As for the “Lost Parks of Northern California” – if you follow us on social media, you know we’re already hard at work on principal videography on the next episode – this time, focusing on parks designed to be lost from the beginning – the 1915 and 1939 World’s Fairs of San Francisco.
As you can imagine – there’s a TON of work and locations involved; coupled with our skeleton “staff” of volunteers, it’s going to take a bit longer than other episodes to produce – but if you’re fans of our work on previous episodes, you already know that the wait will be well worth it.
Be sure to follow the journey by searching / using the #lostparks hashtag on your favorite social media account!
Santa’s Village continues to bring in the press coverage! Today, we’re featured in the Sunday Santa Cruz Sentinel!
Not exactly sure WHEN I changed my last name to Rowland, however…
For those of you who don’t get the paper, you can read the article online, here:
Not even a day after our story aired on KSBW – leading off the newscast, no less – KION Central Coast News got in on the “Lost Parks” action, with their own report!
Special thanks to reporter Cassandra Arsenault for coming out and recording us! (And for nerding out briefly on Boston area amusement parks, too!)
On a side note – what is it about Boston area-born reporters and the Bay Area?
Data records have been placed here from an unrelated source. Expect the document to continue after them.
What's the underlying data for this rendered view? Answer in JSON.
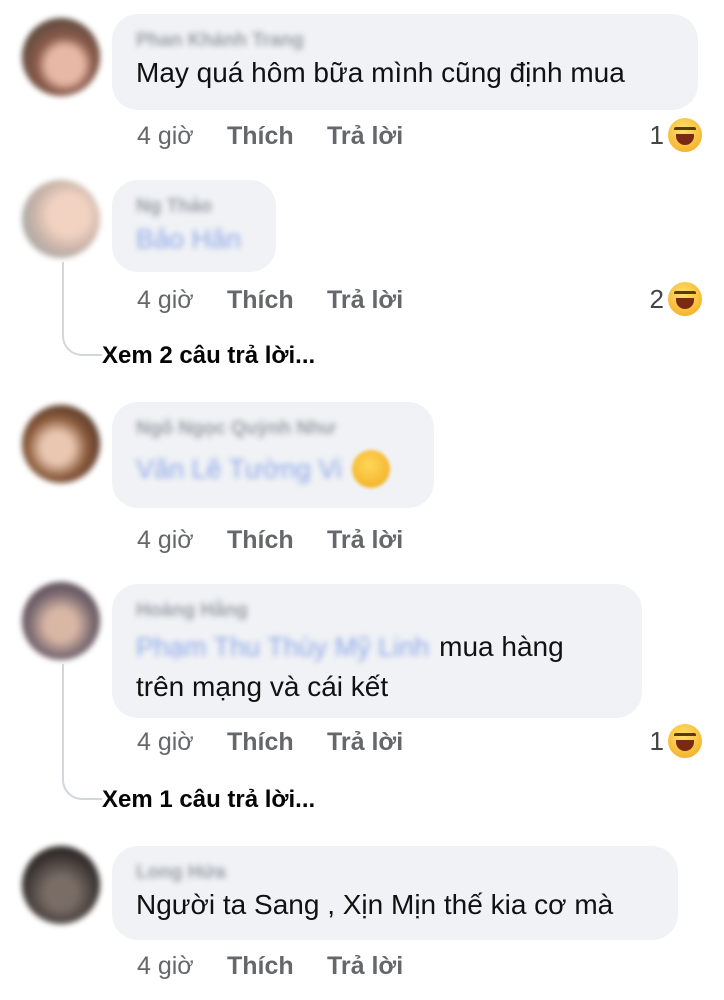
{
  "comments": [
    {
      "author": "Phan Khánh Trang",
      "text": "May quá hôm bữa mình cũng định mua",
      "time": "4 giờ",
      "like": "Thích",
      "reply": "Trả lời",
      "reaction_count": "1",
      "reaction_icon": "laugh-icon"
    },
    {
      "author": "Ng Thảo",
      "tag": "Bảo Hân",
      "time": "4 giờ",
      "like": "Thích",
      "reply": "Trả lời",
      "reaction_count": "2",
      "reaction_icon": "laugh-icon",
      "view_replies": "Xem 2 câu trả lời..."
    },
    {
      "author": "Ngô Ngọc Quỳnh Như",
      "tag": "Văn Lê Tường Vi",
      "time": "4 giờ",
      "like": "Thích",
      "reply": "Trả lời"
    },
    {
      "author": "Hoàng Hằng",
      "tag": "Phạm Thu Thùy Mỹ Linh",
      "text_inline": "mua hàng",
      "text_line2": "trên mạng và cái kết",
      "time": "4 giờ",
      "like": "Thích",
      "reply": "Trả lời",
      "reaction_count": "1",
      "reaction_icon": "laugh-icon",
      "view_replies": "Xem 1 câu trả lời..."
    },
    {
      "author": "Long Hứa",
      "text": "Người ta Sang , Xịn Mịn thế kia cơ mà",
      "time": "4 giờ",
      "like": "Thích",
      "reply": "Trả lời"
    }
  ],
  "colors": {
    "bubble": "#f0f2f5",
    "meta": "#65676b",
    "tag": "#8ea8e8"
  }
}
That’s two now!
Second side note – we’re filmmakers – someone reported it – so it’s official!!!
Jump to the story by clicking the link, below:
Chalk another news outlet onto the list that’s discovered the charm and passion of the “Lost Parks of Northern California” series…KSBW Central Coast News led their newscast with a story on our project!
Check out the the video, by clicking the link, here:
Found a great article today on one of my favorite San Francisco institutions, the decidedly retro “Musée Mécanique” at Fisherman’s Wharf.
Originally located in the basement of the Cliff House and before then at Playland-at-the-Beach, this eclectic collection of antique mechanical instruments, games and displays (some well over 100 years old) is by far the best way to spend your afternoon at the wharf, especially if the cruises to Alcatraz are sold out or crazy packed.
Check out the article here, from SF Weekly:
Despite the fact that we weren’t nominated for Creative Awards from CreaTV late last week, we haven’t let it get us down. In fact, we’ve had more media than ever contact us about the “Lost Parks” series!
Just this week, we’ve been in contact / interviewed with :
Oh, did we mention we’re still trying to finish the Santa’s Village episode, too? : )
Stay tuned everyone, we’re not the fastest growing amusement / theme park website on the web for nothing!
Big thanks to Mike Cassidy, who wrote a wonderful column (in the business section, no less!) about how we use technology to save parks that have been lost to the sands of time!
Read the full article, here:
Have you been naughty, or nice so far this holiday season? Either way – we’re happy to release a preview to our Santa’s Village episode of the Lost Parks of Northern California!
Find out how eating at McDonald’s may connect you to the park – in addition to the many pieces of Santa’s Village strewn throughout Northern California!
Stay tuned here to Great American Thrills for the latest updates, including a release date!